This exercise asks us to look at three bodies of work:
- Peter Mansell – work done for his OCA course
- Dewald Botha – Ring Road
- Jodie Taylor – Memories of Childhood
All three of these projects are examples of personally driven work but they become universal when we can relate to the feelings they present by visiting our own personal histories.
Which of these projects resonates most with you, and why?
How do you feel about the loss of authorial control that comes when the viewer projects their own experiences and emotions onto the images you’ve created?
The strongest resonance for me comes from the work by Botha. Born in Australia and living in Switzerland near Geneva, I can understand some of the feelings of separateness and alienation that Botha must feel. I have only visited Hong Kong, never mainland China, but I can imagine that the gap between South Africa and where Botha was living at the time must have been huge. For me, it is less obvious, but that makes it all the more frustrating at times. Superficially, people here are similar to what I am used to, but every so often there is a cultural reference such as a French movie or a TV show which I completely miss. Even after living here for 11 years, I still struggle at times with fast-moving and slang-ridden French. In conclusion, while I believe that the cultural gap is less extreme than for Botha, the feelings of not “fitting in” are definitely there at times.

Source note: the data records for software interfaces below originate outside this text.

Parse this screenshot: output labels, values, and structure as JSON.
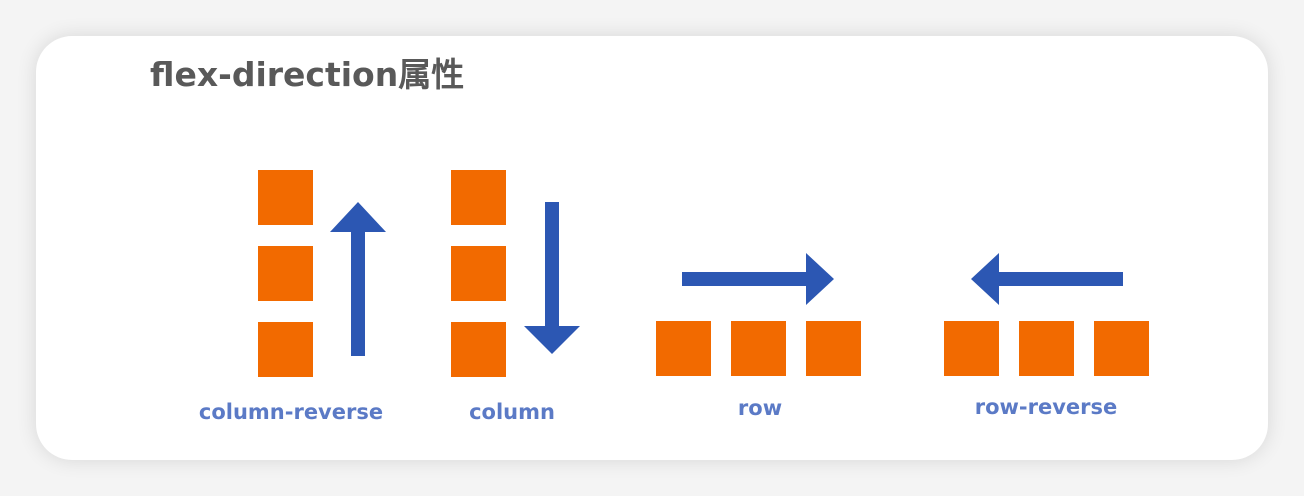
{
  "title": "flex-direction属性",
  "colors": {
    "square": "#f26a00",
    "arrow": "#2c57b3",
    "label": "#5b7ac6",
    "title": "#595959"
  },
  "diagrams": [
    {
      "label": "column-reverse",
      "arrow": "up"
    },
    {
      "label": "column",
      "arrow": "down"
    },
    {
      "label": "row",
      "arrow": "right"
    },
    {
      "label": "row-reverse",
      "arrow": "left"
    }
  ]
}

I believe that this so-called “loss of control” is a central strength of all art and is actually exciting, rather than threatening. As artists, we are trying to elicit a response to our work. Even revulsion can be an interesting response: look at much of the media’s response to some of Damien Hurst’s work, for example. The viewer projecting their own emotions and experience is a way for them of understanding and taking ownership of the work that they are viewing. I see that provoking such a response is encouraging – I am always curious to know how others see my work.